■ **What you need to do**: In these entries, tally the lines where "criticality" occurs. Respond with only the count.

#### Exercise data ####

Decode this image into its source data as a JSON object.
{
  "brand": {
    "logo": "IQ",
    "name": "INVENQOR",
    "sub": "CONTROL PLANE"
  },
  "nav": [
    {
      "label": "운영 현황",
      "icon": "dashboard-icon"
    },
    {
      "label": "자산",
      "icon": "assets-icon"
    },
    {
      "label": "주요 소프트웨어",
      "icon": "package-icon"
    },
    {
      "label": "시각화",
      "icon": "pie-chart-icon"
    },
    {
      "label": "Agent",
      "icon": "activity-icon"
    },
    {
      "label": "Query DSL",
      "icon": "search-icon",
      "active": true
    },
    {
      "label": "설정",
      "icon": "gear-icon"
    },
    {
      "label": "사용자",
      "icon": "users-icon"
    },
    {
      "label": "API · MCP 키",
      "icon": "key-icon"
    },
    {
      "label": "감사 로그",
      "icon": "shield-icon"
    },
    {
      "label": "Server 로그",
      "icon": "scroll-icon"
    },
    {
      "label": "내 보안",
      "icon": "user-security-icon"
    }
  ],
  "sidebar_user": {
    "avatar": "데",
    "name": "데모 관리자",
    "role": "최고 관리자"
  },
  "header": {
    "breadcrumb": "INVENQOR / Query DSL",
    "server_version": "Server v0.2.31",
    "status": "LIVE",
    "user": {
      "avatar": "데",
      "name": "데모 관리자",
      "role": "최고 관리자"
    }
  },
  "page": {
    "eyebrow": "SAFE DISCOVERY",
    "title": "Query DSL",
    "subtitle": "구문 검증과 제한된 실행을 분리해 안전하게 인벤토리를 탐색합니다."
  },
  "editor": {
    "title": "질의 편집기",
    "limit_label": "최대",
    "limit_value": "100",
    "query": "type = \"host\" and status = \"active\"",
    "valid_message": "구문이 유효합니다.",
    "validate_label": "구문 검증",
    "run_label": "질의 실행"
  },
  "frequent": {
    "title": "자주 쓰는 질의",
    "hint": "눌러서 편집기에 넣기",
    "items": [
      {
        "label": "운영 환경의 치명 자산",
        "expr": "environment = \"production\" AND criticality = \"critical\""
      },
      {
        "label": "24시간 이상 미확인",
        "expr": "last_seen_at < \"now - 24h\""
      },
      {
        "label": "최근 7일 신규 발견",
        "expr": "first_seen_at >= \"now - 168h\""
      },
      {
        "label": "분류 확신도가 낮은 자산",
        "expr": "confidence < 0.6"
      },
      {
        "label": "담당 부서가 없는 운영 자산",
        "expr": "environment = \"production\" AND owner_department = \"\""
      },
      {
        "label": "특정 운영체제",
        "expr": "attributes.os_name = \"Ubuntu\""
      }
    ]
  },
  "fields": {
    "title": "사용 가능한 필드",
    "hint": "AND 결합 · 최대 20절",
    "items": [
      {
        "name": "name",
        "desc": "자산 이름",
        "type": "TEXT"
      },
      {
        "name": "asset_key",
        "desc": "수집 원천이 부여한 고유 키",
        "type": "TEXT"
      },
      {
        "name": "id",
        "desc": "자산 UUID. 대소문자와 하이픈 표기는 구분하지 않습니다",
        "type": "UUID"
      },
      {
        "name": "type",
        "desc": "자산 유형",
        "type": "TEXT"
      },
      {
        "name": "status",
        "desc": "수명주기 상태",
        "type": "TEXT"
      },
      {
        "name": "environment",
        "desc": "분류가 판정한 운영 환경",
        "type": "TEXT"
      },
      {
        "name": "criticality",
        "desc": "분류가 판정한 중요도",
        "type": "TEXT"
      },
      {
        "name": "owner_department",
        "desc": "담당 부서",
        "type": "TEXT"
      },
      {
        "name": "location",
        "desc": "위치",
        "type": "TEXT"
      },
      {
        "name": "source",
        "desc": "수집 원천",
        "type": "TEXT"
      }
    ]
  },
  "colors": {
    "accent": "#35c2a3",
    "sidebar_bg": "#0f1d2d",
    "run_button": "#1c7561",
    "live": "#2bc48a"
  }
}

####

■ **Exercise result**: 2